#### [To do]
Nothing but the pictures may be left out. Restate the rest of the entries word for word.

#### [Provided entries]
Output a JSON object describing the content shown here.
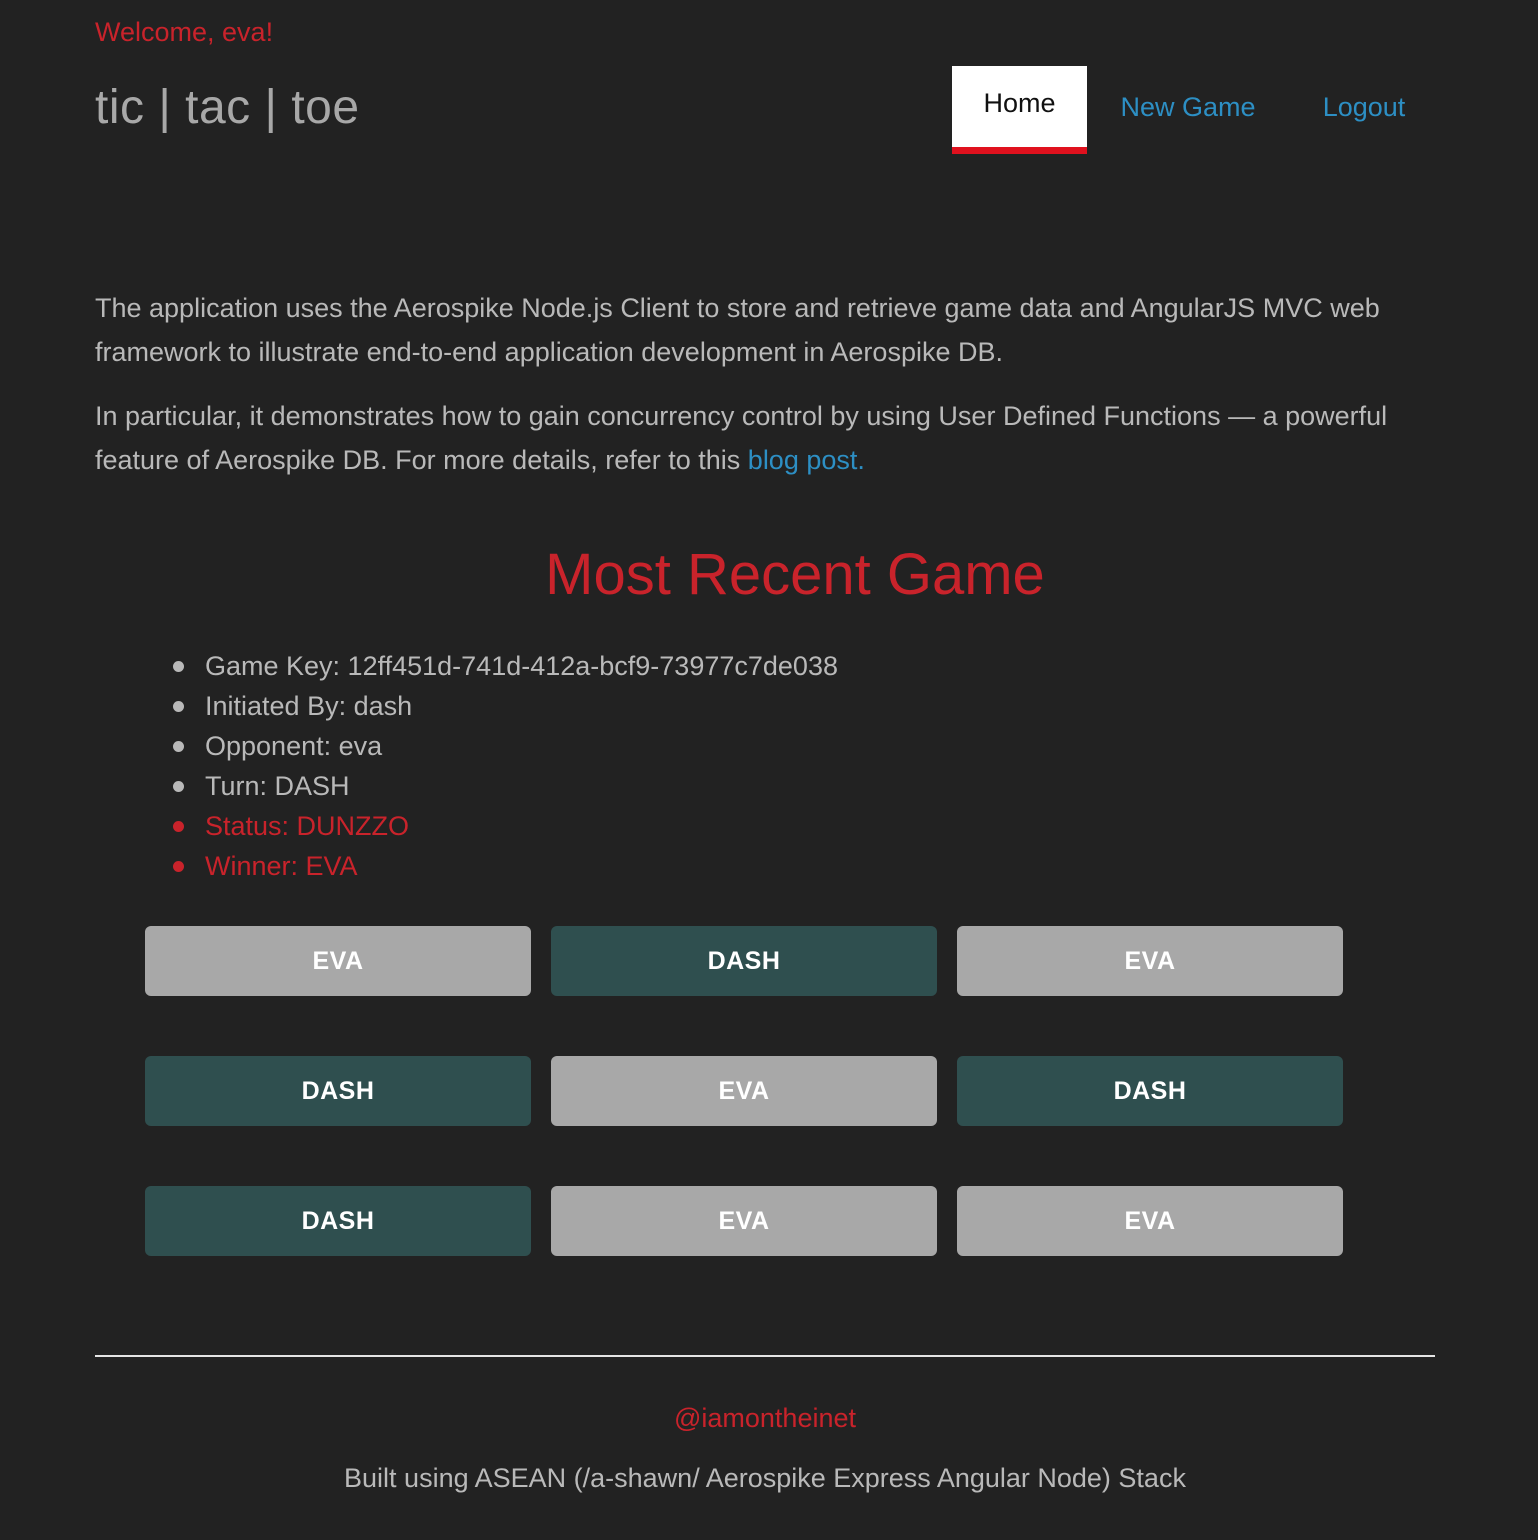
{
  "header": {
    "welcome": "Welcome, eva!",
    "brand": "tic | tac | toe",
    "nav": {
      "home": "Home",
      "new_game": "New Game",
      "logout": "Logout"
    }
  },
  "intro": {
    "p1": "The application uses the Aerospike Node.js Client to store and retrieve game data and AngularJS MVC web framework to illustrate end-to-end application development in Aerospike DB.",
    "p2_text": "In particular, it demonstrates how to gain concurrency control by using User Defined Functions — a powerful feature of Aerospike DB. For more details, refer to this ",
    "p2_link": "blog post."
  },
  "game": {
    "title": "Most Recent Game",
    "details": [
      "Game Key: 12ff451d-741d-412a-bcf9-73977c7de038",
      "Initiated By: dash",
      "Opponent: eva",
      "Turn: DASH",
      "Status: DUNZZO",
      "Winner: EVA"
    ],
    "board": [
      "EVA",
      "DASH",
      "EVA",
      "DASH",
      "EVA",
      "DASH",
      "DASH",
      "EVA",
      "EVA"
    ]
  },
  "footer": {
    "handle": "@iamontheinet",
    "built": "Built using ASEAN (/a-shawn/ Aerospike Express Angular Node) Stack"
  },
  "colors": {
    "background": "#222222",
    "accent_red": "#c9232b",
    "link_blue": "#2d8fc4",
    "eva_cell": "#a8a8a8",
    "dash_cell": "#2f4f4f"
  }
}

#### [Exercise response]
Output a JSON object describing the content shown here.
{
  "header": {
    "welcome": "Welcome, eva!",
    "brand": "tic | tac | toe",
    "nav": {
      "home": "Home",
      "new_game": "New Game",
      "logout": "Logout"
    }
  },
  "intro": {
    "p1": "The application uses the Aerospike Node.js Client to store and retrieve game data and AngularJS MVC web framework to illustrate end-to-end application development in Aerospike DB.",
    "p2_text": "In particular, it demonstrates how to gain concurrency control by using User Defined Functions — a powerful feature of Aerospike DB. For more details, refer to this ",
    "p2_link": "blog post."
  },
  "game": {
    "title": "Most Recent Game",
    "details": [
      "Game Key: 12ff451d-741d-412a-bcf9-73977c7de038",
      "Initiated By: dash",
      "Opponent: eva",
      "Turn: DASH",
      "Status: DUNZZO",
      "Winner: EVA"
    ],
    "board": [
      "EVA",
      "DASH",
      "EVA",
      "DASH",
      "EVA",
      "DASH",
      "DASH",
      "EVA",
      "EVA"
    ]
  },
  "footer": {
    "handle": "@iamontheinet",
    "built": "Built using ASEAN (/a-shawn/ Aerospike Express Angular Node) Stack"
  },
  "colors": {
    "background": "#222222",
    "accent_red": "#c9232b",
    "link_blue": "#2d8fc4",
    "eva_cell": "#a8a8a8",
    "dash_cell": "#2f4f4f"
  }
}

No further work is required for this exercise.